“Being able to give someone a visual indication of how loud an environment is, is potentially very useful to people who are interested in keeping their sound exposure within safe limits,” said Jane Sewell, HEARsmart Manager. “On top of that, being able to indicate the accumulation of sound exposure over time, taking into account any breaks that rest your ears, provides a potentially powerful tool for preventing hearing damage in young people.”

HEARsmart congratulated Stefan Burger (hackathon participant) on his invention and after some market analysis may pursue discussions about how it may be further developed for real world use.

The Engineering in Medicine and Biology Society (EMBS) and Women in Engineering (WIE) from the Institute of Electrical and Electronics Engineers (IEEE) in Victoria organised the wearable technology hackathon on the 17th September. The event focused on the development of tools to assist individuals with hearing impairment or to prevent hearing loss using open source Arduino technology.

The group used the technology to develop and test various novel ideas from the sound sensor described above, to devices that could use smart phones to translate spoken word into text in real time, alert deaf people outdoors of approaching cyclists and deaf carers to the sound of a baby crying.
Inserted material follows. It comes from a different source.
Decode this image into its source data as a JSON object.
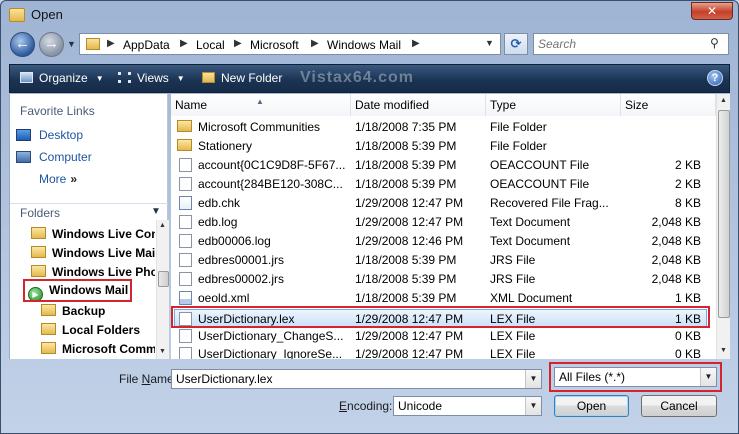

Mehrnaz Shoushtarian, Chair of IEEE EMBS Victoria said “the sponsorship from HEARsmart has allowed our wearable technology project to be directed toward solving an important health problem and IEEE Victoria is excited about this collaboration.”

HEARsmart, in association with our parent HEARing Cooperative Research Centre, was delighted to help support this fun event, “it’s great to get people from different disciplines and backgrounds to come together over the same problems and see what can be created” said Jane.